• _RECORDED DATA_
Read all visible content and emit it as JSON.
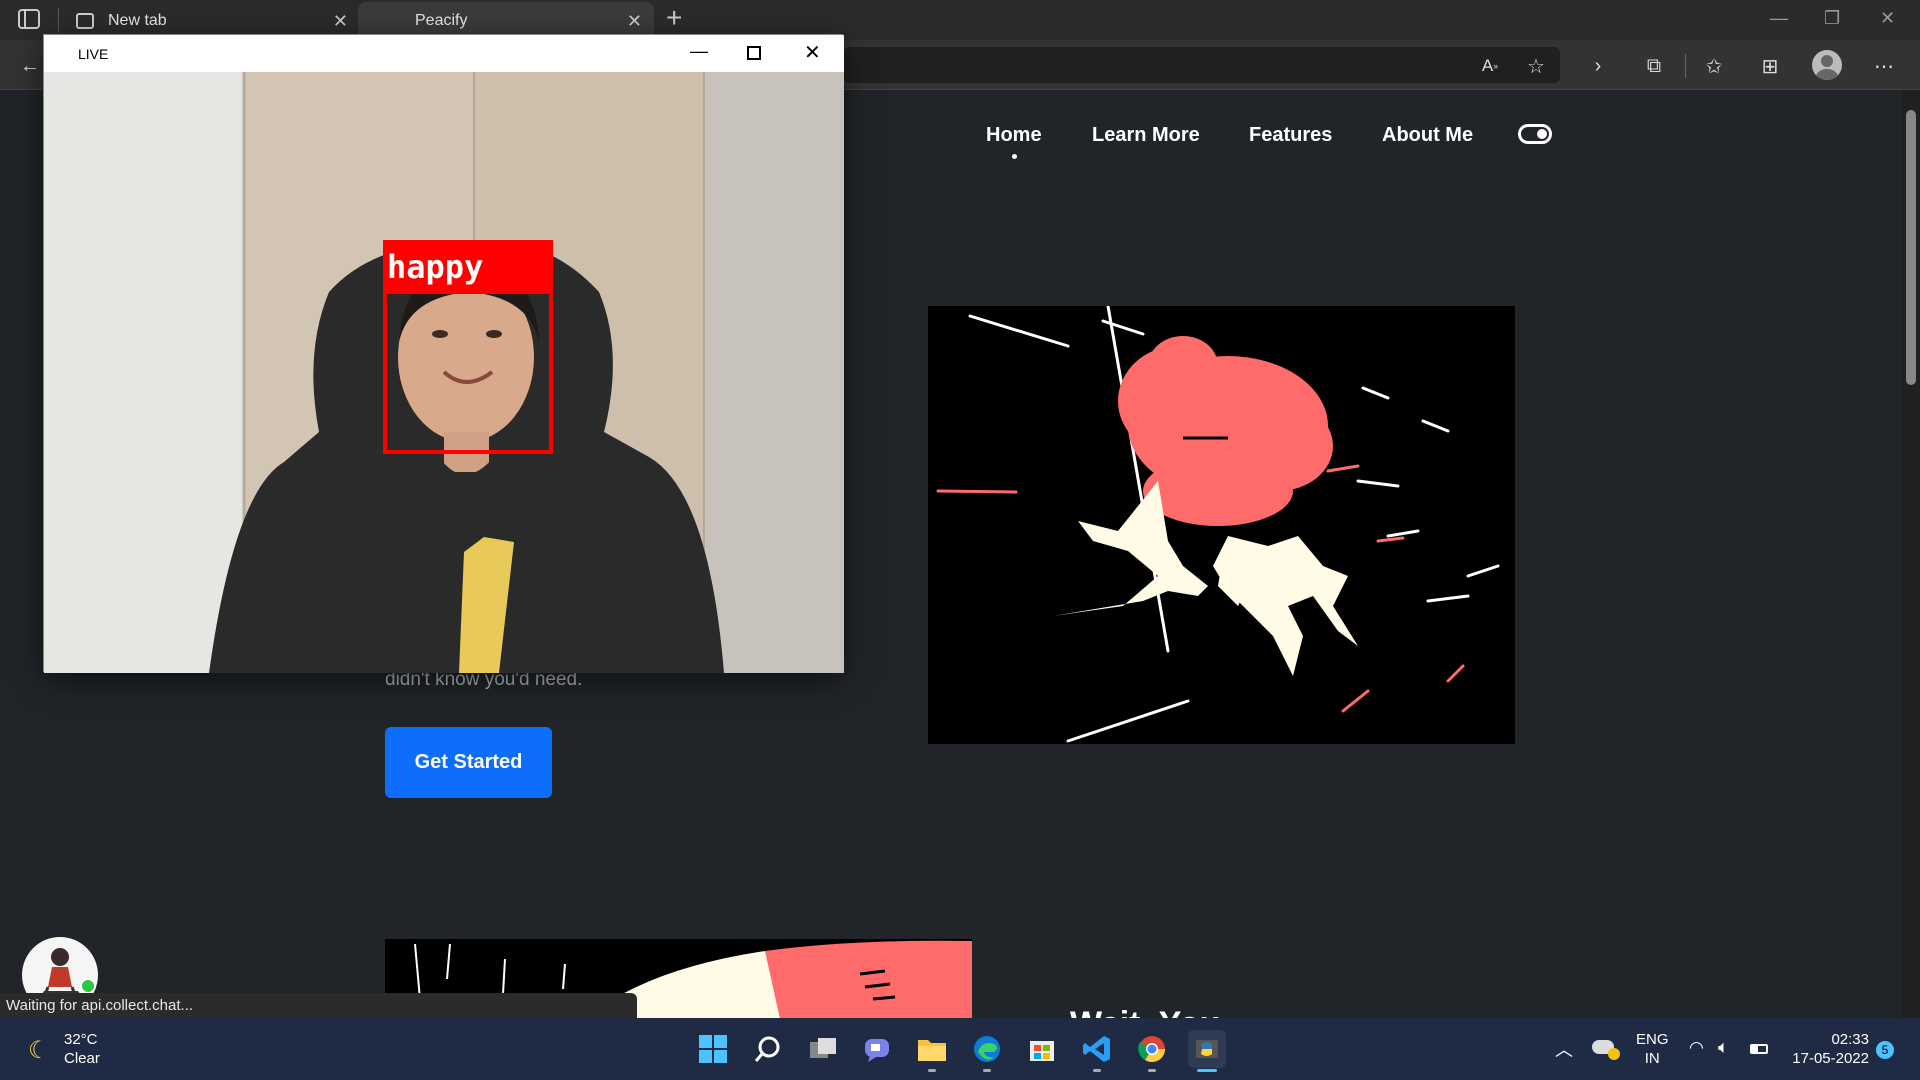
{
  "browser": {
    "tabs": [
      {
        "label": "New tab"
      },
      {
        "label": "Peacify"
      }
    ],
    "new_tab_symbol": "+",
    "icons": [
      "sidebar-icon",
      "back-icon",
      "read-aloud-icon",
      "favorite-add-icon",
      "chevron-right-icon",
      "extensions-icon",
      "favorites-icon",
      "collections-icon",
      "profile-icon",
      "more-icon"
    ]
  },
  "live_window": {
    "title": "LIVE",
    "emotion_label": "happy",
    "controls": [
      "minimize",
      "maximize",
      "close"
    ]
  },
  "site": {
    "nav": [
      {
        "label": "Home",
        "active": true
      },
      {
        "label": "Learn More"
      },
      {
        "label": "Features"
      },
      {
        "label": "About Me"
      }
    ],
    "hero_subtext": "didn't know you'd need.",
    "cta_label": "Get Started",
    "section_heading_partial": "Wait, You"
  },
  "status_bar": {
    "text": "Waiting for api.collect.chat..."
  },
  "taskbar": {
    "weather": {
      "temp": "32°C",
      "condition": "Clear"
    },
    "apps": [
      "start",
      "search",
      "task-view",
      "teams-chat",
      "file-explorer",
      "edge",
      "store",
      "vscode",
      "chrome",
      "python"
    ],
    "language": {
      "line1": "ENG",
      "line2": "IN"
    },
    "clock": {
      "time": "02:33",
      "date": "17-05-2022"
    },
    "notifications": "5"
  },
  "colors": {
    "accent": "#0d6efd",
    "page_bg": "#212529",
    "taskbar_bg": "#1f2a44",
    "detection_box": "#ff0000",
    "hero_pink": "#ff6b6b",
    "hero_cream": "#fffbe6"
  }
}
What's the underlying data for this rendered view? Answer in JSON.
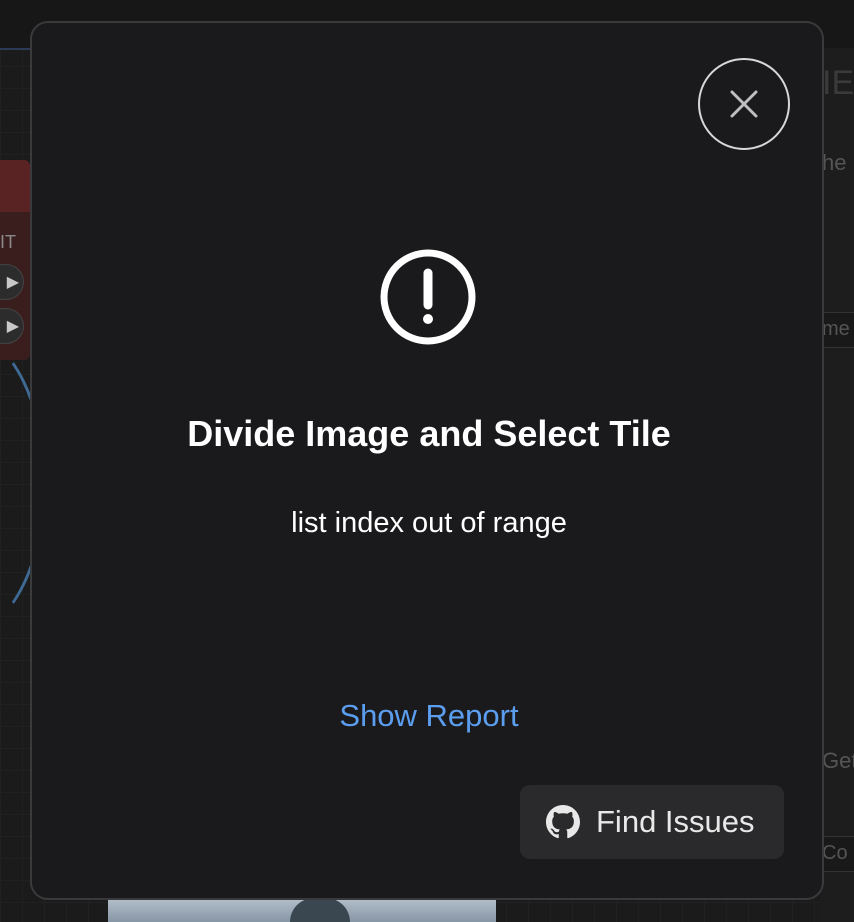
{
  "background": {
    "left_node_label": "IT",
    "left_node_play": "▶",
    "right_fragments": [
      "IE",
      "he",
      "me",
      "Get",
      "Co"
    ]
  },
  "modal": {
    "title": "Divide Image and Select Tile",
    "message": "list index out of range",
    "show_report_label": "Show Report",
    "find_issues_label": "Find Issues",
    "close_icon": "close-icon",
    "alert_icon": "exclamation-circle-icon",
    "github_icon": "github-icon"
  },
  "colors": {
    "modal_bg": "#1a1a1c",
    "link": "#5b9ef0",
    "button_bg": "#2a2a2c"
  }
}
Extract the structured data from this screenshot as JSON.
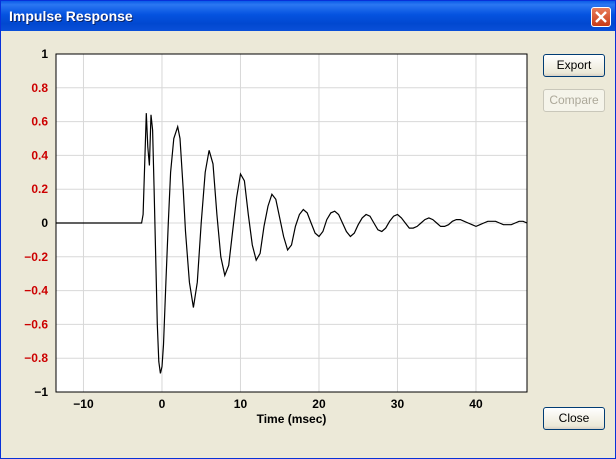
{
  "window": {
    "title": "Impulse Response"
  },
  "buttons": {
    "export": "Export",
    "compare": "Compare",
    "close": "Close"
  },
  "colors": {
    "ytick_text": "#cc0000",
    "trace": "#000000",
    "grid": "#d8d8d8"
  },
  "chart_data": {
    "type": "line",
    "xlabel": "Time (msec)",
    "ylabel": "",
    "xlim": [
      -13.5,
      46.5
    ],
    "ylim": [
      -1,
      1
    ],
    "xticks": [
      -10,
      0,
      10,
      20,
      30,
      40
    ],
    "yticks": [
      1,
      0.8,
      0.6,
      0.4,
      0.2,
      0,
      -0.2,
      -0.4,
      -0.6,
      -0.8,
      -1
    ],
    "ytick_labels": [
      "1",
      "0.8",
      "0.6",
      "0.4",
      "0.2",
      "0",
      "−0.2",
      "−0.4",
      "−0.6",
      "−0.8",
      "−1"
    ],
    "grid": true,
    "series": [
      {
        "x": [
          -13.5,
          -2.6,
          -2.4,
          -2.2,
          -2.0,
          -1.8,
          -1.6,
          -1.4,
          -1.2,
          -1.0,
          -0.8,
          -0.6,
          -0.4,
          -0.2,
          0.0,
          0.2,
          0.5,
          0.8,
          1.1,
          1.5,
          2.0,
          2.3,
          2.7,
          3.0,
          3.5,
          4.0,
          4.5,
          5.0,
          5.5,
          6.0,
          6.5,
          7.0,
          7.5,
          8.0,
          8.5,
          9.0,
          9.5,
          10.0,
          10.5,
          11.0,
          11.5,
          12.0,
          12.5,
          13.0,
          13.5,
          14.0,
          14.5,
          15.0,
          15.5,
          16.0,
          16.5,
          17.0,
          17.5,
          18.0,
          18.5,
          19.0,
          19.5,
          20.0,
          20.5,
          21.0,
          21.5,
          22.0,
          22.5,
          23.0,
          23.5,
          24.0,
          24.5,
          25.0,
          25.5,
          26.0,
          26.5,
          27.0,
          27.5,
          28.0,
          28.5,
          29.0,
          29.5,
          30.0,
          30.5,
          31.0,
          31.5,
          32.0,
          32.5,
          33.0,
          33.5,
          34.0,
          34.5,
          35.0,
          35.5,
          36.0,
          36.5,
          37.0,
          37.5,
          38.0,
          38.5,
          39.0,
          39.5,
          40.0,
          40.5,
          41.0,
          41.5,
          42.0,
          42.5,
          43.0,
          43.5,
          44.0,
          44.5,
          45.0,
          45.5,
          46.0,
          46.5
        ],
        "y": [
          0,
          0,
          0.05,
          0.35,
          0.65,
          0.45,
          0.34,
          0.64,
          0.55,
          0.2,
          -0.2,
          -0.6,
          -0.82,
          -0.89,
          -0.85,
          -0.72,
          -0.35,
          0.0,
          0.3,
          0.5,
          0.57,
          0.5,
          0.2,
          -0.05,
          -0.35,
          -0.5,
          -0.35,
          0.0,
          0.3,
          0.43,
          0.35,
          0.05,
          -0.2,
          -0.31,
          -0.25,
          -0.05,
          0.15,
          0.29,
          0.25,
          0.05,
          -0.13,
          -0.22,
          -0.18,
          -0.02,
          0.1,
          0.17,
          0.14,
          0.03,
          -0.08,
          -0.16,
          -0.13,
          -0.02,
          0.05,
          0.08,
          0.06,
          0.0,
          -0.06,
          -0.08,
          -0.05,
          0.02,
          0.06,
          0.07,
          0.05,
          0.0,
          -0.05,
          -0.08,
          -0.06,
          -0.01,
          0.03,
          0.05,
          0.04,
          0.0,
          -0.04,
          -0.05,
          -0.03,
          0.01,
          0.04,
          0.05,
          0.03,
          0.0,
          -0.03,
          -0.03,
          -0.02,
          0.0,
          0.02,
          0.03,
          0.02,
          0.0,
          -0.02,
          -0.02,
          -0.01,
          0.01,
          0.02,
          0.02,
          0.01,
          0.0,
          -0.01,
          -0.02,
          -0.01,
          0.0,
          0.01,
          0.01,
          0.01,
          0.0,
          -0.01,
          -0.01,
          -0.01,
          0.0,
          0.01,
          0.01,
          0.0
        ]
      }
    ]
  }
}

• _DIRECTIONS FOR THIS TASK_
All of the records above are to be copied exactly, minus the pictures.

• _ANSWER TO THIS TASK_
Read all visible content and emit it as JSON.
{
  "browser": {
    "tabs": [
      {
        "label": "New tab"
      },
      {
        "label": "Peacify"
      }
    ],
    "new_tab_symbol": "+",
    "icons": [
      "sidebar-icon",
      "back-icon",
      "read-aloud-icon",
      "favorite-add-icon",
      "chevron-right-icon",
      "extensions-icon",
      "favorites-icon",
      "collections-icon",
      "profile-icon",
      "more-icon"
    ]
  },
  "live_window": {
    "title": "LIVE",
    "emotion_label": "happy",
    "controls": [
      "minimize",
      "maximize",
      "close"
    ]
  },
  "site": {
    "nav": [
      {
        "label": "Home",
        "active": true
      },
      {
        "label": "Learn More"
      },
      {
        "label": "Features"
      },
      {
        "label": "About Me"
      }
    ],
    "hero_subtext": "didn't know you'd need.",
    "cta_label": "Get Started",
    "section_heading_partial": "Wait, You"
  },
  "status_bar": {
    "text": "Waiting for api.collect.chat..."
  },
  "taskbar": {
    "weather": {
      "temp": "32°C",
      "condition": "Clear"
    },
    "apps": [
      "start",
      "search",
      "task-view",
      "teams-chat",
      "file-explorer",
      "edge",
      "store",
      "vscode",
      "chrome",
      "python"
    ],
    "language": {
      "line1": "ENG",
      "line2": "IN"
    },
    "clock": {
      "time": "02:33",
      "date": "17-05-2022"
    },
    "notifications": "5"
  },
  "colors": {
    "accent": "#0d6efd",
    "page_bg": "#212529",
    "taskbar_bg": "#1f2a44",
    "detection_box": "#ff0000",
    "hero_pink": "#ff6b6b",
    "hero_cream": "#fffbe6"
  }
}
What's the underlying data for this rendered view? Answer in JSON.
{
  "background": {
    "left_node_label": "IT",
    "left_node_play": "▶",
    "right_fragments": [
      "IE",
      "he",
      "me",
      "Get",
      "Co"
    ]
  },
  "modal": {
    "title": "Divide Image and Select Tile",
    "message": "list index out of range",
    "show_report_label": "Show Report",
    "find_issues_label": "Find Issues",
    "close_icon": "close-icon",
    "alert_icon": "exclamation-circle-icon",
    "github_icon": "github-icon"
  },
  "colors": {
    "modal_bg": "#1a1a1c",
    "link": "#5b9ef0",
    "button_bg": "#2a2a2c"
  }
}
Extract the structured data from this screenshot as JSON.
{
  "window": {
    "title": "Impulse Response"
  },
  "buttons": {
    "export": "Export",
    "compare": "Compare",
    "close": "Close"
  },
  "colors": {
    "ytick_text": "#cc0000",
    "trace": "#000000",
    "grid": "#d8d8d8"
  },
  "chart_data": {
    "type": "line",
    "xlabel": "Time (msec)",
    "ylabel": "",
    "xlim": [
      -13.5,
      46.5
    ],
    "ylim": [
      -1,
      1
    ],
    "xticks": [
      -10,
      0,
      10,
      20,
      30,
      40
    ],
    "yticks": [
      1,
      0.8,
      0.6,
      0.4,
      0.2,
      0,
      -0.2,
      -0.4,
      -0.6,
      -0.8,
      -1
    ],
    "ytick_labels": [
      "1",
      "0.8",
      "0.6",
      "0.4",
      "0.2",
      "0",
      "−0.2",
      "−0.4",
      "−0.6",
      "−0.8",
      "−1"
    ],
    "grid": true,
    "series": [
      {
        "x": [
          -13.5,
          -2.6,
          -2.4,
          -2.2,
          -2.0,
          -1.8,
          -1.6,
          -1.4,
          -1.2,
          -1.0,
          -0.8,
          -0.6,
          -0.4,
          -0.2,
          0.0,
          0.2,
          0.5,
          0.8,
          1.1,
          1.5,
          2.0,
          2.3,
          2.7,
          3.0,
          3.5,
          4.0,
          4.5,
          5.0,
          5.5,
          6.0,
          6.5,
          7.0,
          7.5,
          8.0,
          8.5,
          9.0,
          9.5,
          10.0,
          10.5,
          11.0,
          11.5,
          12.0,
          12.5,
          13.0,
          13.5,
          14.0,
          14.5,
          15.0,
          15.5,
          16.0,
          16.5,
          17.0,
          17.5,
          18.0,
          18.5,
          19.0,
          19.5,
          20.0,
          20.5,
          21.0,
          21.5,
          22.0,
          22.5,
          23.0,
          23.5,
          24.0,
          24.5,
          25.0,
          25.5,
          26.0,
          26.5,
          27.0,
          27.5,
          28.0,
          28.5,
          29.0,
          29.5,
          30.0,
          30.5,
          31.0,
          31.5,
          32.0,
          32.5,
          33.0,
          33.5,
          34.0,
          34.5,
          35.0,
          35.5,
          36.0,
          36.5,
          37.0,
          37.5,
          38.0,
          38.5,
          39.0,
          39.5,
          40.0,
          40.5,
          41.0,
          41.5,
          42.0,
          42.5,
          43.0,
          43.5,
          44.0,
          44.5,
          45.0,
          45.5,
          46.0,
          46.5
        ],
        "y": [
          0,
          0,
          0.05,
          0.35,
          0.65,
          0.45,
          0.34,
          0.64,
          0.55,
          0.2,
          -0.2,
          -0.6,
          -0.82,
          -0.89,
          -0.85,
          -0.72,
          -0.35,
          0.0,
          0.3,
          0.5,
          0.57,
          0.5,
          0.2,
          -0.05,
          -0.35,
          -0.5,
          -0.35,
          0.0,
          0.3,
          0.43,
          0.35,
          0.05,
          -0.2,
          -0.31,
          -0.25,
          -0.05,
          0.15,
          0.29,
          0.25,
          0.05,
          -0.13,
          -0.22,
          -0.18,
          -0.02,
          0.1,
          0.17,
          0.14,
          0.03,
          -0.08,
          -0.16,
          -0.13,
          -0.02,
          0.05,
          0.08,
          0.06,
          0.0,
          -0.06,
          -0.08,
          -0.05,
          0.02,
          0.06,
          0.07,
          0.05,
          0.0,
          -0.05,
          -0.08,
          -0.06,
          -0.01,
          0.03,
          0.05,
          0.04,
          0.0,
          -0.04,
          -0.05,
          -0.03,
          0.01,
          0.04,
          0.05,
          0.03,
          0.0,
          -0.03,
          -0.03,
          -0.02,
          0.0,
          0.02,
          0.03,
          0.02,
          0.0,
          -0.02,
          -0.02,
          -0.01,
          0.01,
          0.02,
          0.02,
          0.01,
          0.0,
          -0.01,
          -0.02,
          -0.01,
          0.0,
          0.01,
          0.01,
          0.01,
          0.0,
          -0.01,
          -0.01,
          -0.01,
          0.0,
          0.01,
          0.01,
          0.0
        ]
      }
    ]
  }
}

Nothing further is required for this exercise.